When the temperatures dip and the roads get icy, do you pack your bike away? Winter biking is definitely not for everyone – I ride but only on snow-free roads. So, with spring, hopefully, on our doorstep, you may be thinking about getting back on your bike.
Here’s how three Leasiders – Rosemary Drukarsh, a duathlete (bike and run) and road rider, Jonathan Jacobs, a mountain biking enthusiast, and Mike Brown, a long-time cycling commuter – make sure they are ready to ride as soon as the fair weather returns.
Keeping fit is key
When temperatures fall below 10 degrees, Rosemary Drukarsh heads indoors, riding three times a week at nearby Mindset Cycling (mindsetcycling.ca), where she can ride her own bike on a computrainer in group classes. “These workouts have done much more than ‘maintain’ my fitness over the winter. I have actually increased my time trial speed every year over the last eight years,” she remarks. She can conveniently leave her bike at Mindset from October to April, where it is kept tuned. When spring arrives, whether it’s her first duathlon or a long-distance charity ride, Rosemary and her bike are already in tip-top shape.
Safety first: make sure your route is ready
For mountain biker Jonathan Jacobs, temperature isn’t his big concern, trail conditions are. For conservation and safety, he needs the ground to firm up on the mountain bike trails in the Don Valley. “Riding on wet ground wrecks the trails for everyone and causes erosion. Before heading out I check the Don Valley MTB Facebook page https://www.facebook.com/groups/103689789718886 for guidance about trail conditions,” he explains. Charging up and down the hills in the Don Valley requires a high level of fitness, so, in addition to weight training, Jonathan scopes out possible routes through trail running. His favourite is called “Catalyst,” an unforgiving, advanced/expert trail that takes full advantage of the Don Valley’s steep ups and downs.
Gear check: is everything in working order?
It was the 1991 transit strike that spurred Mike Brown to bike to work. Today, his family of three manages with just one car as Mike cycles downtown to work in the warmer weather. Over the winter, Mike maintains his fitness playing hockey and working out at the gym. And, as an amateur bike mechanic, he makes sure his bike is road-ready with a DIY tuneup in the spring.

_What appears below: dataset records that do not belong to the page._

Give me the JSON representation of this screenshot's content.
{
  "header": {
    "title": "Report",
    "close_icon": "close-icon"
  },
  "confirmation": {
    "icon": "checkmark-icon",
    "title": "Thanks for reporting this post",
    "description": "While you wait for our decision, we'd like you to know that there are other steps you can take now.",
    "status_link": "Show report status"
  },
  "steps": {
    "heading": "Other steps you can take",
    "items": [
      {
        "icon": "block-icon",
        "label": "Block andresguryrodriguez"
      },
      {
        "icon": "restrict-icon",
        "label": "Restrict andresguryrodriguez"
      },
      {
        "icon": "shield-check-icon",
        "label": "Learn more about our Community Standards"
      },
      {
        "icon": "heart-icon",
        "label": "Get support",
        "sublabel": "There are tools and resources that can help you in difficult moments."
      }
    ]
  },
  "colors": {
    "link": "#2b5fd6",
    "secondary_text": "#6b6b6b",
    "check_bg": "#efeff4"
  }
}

Mike estimates he completes about 90 trips by bike a year and aims for “car-free Saturdays,” running errands by bike. As he points out, “the benefits are clear – it’s good for health, saves money and decreases your carbon footprint.”